App and web page records:
****************
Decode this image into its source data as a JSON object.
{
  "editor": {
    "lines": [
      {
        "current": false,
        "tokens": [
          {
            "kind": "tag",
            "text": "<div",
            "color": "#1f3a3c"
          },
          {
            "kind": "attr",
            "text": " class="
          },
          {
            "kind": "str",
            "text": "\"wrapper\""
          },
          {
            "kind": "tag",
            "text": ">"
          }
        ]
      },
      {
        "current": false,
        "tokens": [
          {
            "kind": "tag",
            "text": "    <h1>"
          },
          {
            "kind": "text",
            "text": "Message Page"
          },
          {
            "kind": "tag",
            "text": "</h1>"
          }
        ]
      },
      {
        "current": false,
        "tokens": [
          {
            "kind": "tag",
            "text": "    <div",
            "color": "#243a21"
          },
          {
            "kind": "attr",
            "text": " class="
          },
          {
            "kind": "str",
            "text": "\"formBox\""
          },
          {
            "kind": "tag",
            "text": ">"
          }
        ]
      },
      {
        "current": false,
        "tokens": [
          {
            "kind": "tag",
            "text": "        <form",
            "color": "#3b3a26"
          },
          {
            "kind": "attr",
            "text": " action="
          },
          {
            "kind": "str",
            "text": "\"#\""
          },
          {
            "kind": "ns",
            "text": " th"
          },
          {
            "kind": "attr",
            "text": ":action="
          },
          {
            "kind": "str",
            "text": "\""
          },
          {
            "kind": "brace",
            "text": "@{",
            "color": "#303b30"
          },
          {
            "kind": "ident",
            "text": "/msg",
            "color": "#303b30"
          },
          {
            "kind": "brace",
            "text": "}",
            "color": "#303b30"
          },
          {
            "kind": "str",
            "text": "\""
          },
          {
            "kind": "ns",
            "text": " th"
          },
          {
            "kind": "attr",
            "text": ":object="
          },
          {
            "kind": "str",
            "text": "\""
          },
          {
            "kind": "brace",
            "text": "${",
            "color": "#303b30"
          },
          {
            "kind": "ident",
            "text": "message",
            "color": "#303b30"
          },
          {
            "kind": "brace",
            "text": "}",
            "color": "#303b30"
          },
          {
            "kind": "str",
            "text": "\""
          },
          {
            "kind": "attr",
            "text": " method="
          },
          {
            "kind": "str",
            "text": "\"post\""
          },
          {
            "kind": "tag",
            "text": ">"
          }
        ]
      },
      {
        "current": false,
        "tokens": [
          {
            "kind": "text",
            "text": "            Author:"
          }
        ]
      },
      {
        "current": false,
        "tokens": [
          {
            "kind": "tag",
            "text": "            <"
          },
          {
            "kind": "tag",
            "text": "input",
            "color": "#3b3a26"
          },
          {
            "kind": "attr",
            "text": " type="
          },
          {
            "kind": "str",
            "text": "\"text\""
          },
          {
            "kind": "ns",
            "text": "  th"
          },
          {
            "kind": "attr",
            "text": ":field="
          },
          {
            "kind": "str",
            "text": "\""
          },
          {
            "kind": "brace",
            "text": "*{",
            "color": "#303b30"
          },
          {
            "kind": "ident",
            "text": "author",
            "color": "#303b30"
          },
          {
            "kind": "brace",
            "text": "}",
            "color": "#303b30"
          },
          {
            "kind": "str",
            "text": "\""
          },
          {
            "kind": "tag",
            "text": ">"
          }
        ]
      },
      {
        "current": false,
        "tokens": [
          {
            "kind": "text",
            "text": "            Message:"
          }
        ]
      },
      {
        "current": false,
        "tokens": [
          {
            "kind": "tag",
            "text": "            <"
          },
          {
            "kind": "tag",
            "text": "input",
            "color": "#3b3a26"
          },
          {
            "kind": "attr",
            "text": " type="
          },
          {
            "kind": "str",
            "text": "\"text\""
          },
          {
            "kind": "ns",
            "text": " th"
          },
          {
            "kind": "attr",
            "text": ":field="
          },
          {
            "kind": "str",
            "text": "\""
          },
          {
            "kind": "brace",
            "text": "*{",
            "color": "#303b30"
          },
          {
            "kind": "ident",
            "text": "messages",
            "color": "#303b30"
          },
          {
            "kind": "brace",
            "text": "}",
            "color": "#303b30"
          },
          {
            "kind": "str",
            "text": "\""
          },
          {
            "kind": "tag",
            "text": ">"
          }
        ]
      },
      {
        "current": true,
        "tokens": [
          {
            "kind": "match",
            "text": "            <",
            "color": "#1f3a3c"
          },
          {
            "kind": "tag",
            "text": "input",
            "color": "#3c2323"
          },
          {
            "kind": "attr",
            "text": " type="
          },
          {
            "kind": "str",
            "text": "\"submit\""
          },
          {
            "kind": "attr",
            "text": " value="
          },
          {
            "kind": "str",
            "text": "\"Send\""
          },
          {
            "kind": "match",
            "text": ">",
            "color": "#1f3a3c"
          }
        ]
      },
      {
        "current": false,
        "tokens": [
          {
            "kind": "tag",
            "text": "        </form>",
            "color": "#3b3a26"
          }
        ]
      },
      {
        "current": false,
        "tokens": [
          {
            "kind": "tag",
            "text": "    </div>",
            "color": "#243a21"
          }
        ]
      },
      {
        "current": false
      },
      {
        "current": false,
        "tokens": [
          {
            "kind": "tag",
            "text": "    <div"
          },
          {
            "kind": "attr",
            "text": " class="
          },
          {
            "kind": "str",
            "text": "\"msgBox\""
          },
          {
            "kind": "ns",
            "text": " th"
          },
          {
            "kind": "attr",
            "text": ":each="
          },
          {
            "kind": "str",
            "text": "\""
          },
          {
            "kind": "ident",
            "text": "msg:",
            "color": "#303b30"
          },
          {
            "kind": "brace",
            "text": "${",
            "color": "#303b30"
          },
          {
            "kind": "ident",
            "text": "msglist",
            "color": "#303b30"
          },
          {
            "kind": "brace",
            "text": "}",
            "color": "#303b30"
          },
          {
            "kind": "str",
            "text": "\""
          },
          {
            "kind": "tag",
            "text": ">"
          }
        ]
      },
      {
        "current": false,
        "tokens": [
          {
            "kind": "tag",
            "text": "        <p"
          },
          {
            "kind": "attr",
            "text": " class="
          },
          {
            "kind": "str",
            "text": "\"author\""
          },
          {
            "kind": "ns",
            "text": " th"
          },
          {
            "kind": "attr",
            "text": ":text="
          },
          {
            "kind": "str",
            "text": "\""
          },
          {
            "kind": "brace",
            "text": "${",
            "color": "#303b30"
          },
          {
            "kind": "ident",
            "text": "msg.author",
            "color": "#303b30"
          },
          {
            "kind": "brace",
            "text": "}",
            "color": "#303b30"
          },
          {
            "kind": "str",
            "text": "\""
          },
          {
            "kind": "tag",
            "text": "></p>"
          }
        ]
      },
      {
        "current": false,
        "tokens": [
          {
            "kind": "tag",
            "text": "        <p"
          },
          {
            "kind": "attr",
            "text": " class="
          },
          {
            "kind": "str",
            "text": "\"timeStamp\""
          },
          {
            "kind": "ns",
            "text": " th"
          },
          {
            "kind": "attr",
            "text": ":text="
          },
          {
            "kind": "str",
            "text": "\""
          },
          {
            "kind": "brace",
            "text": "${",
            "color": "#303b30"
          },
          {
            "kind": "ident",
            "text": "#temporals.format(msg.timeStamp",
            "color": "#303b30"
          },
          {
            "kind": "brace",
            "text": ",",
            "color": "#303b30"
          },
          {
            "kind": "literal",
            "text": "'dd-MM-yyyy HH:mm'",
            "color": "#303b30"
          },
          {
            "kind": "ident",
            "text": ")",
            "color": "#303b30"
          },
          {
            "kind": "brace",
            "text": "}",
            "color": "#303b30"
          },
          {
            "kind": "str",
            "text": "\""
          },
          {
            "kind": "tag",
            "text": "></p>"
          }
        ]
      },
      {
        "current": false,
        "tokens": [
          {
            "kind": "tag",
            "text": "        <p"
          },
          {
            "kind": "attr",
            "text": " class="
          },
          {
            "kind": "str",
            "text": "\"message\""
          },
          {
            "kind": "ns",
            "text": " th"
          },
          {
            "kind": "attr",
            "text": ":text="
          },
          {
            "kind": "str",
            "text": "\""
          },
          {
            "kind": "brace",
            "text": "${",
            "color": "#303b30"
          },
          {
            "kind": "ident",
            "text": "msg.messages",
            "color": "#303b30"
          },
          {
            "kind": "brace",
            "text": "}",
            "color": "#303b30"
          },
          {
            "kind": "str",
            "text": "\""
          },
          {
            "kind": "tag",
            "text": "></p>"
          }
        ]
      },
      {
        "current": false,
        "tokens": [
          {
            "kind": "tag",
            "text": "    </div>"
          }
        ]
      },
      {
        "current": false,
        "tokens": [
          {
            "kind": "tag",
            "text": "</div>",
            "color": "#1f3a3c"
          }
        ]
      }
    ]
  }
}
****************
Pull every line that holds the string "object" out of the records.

Decode this image into its source data as a JSON object.
            "text": ":object="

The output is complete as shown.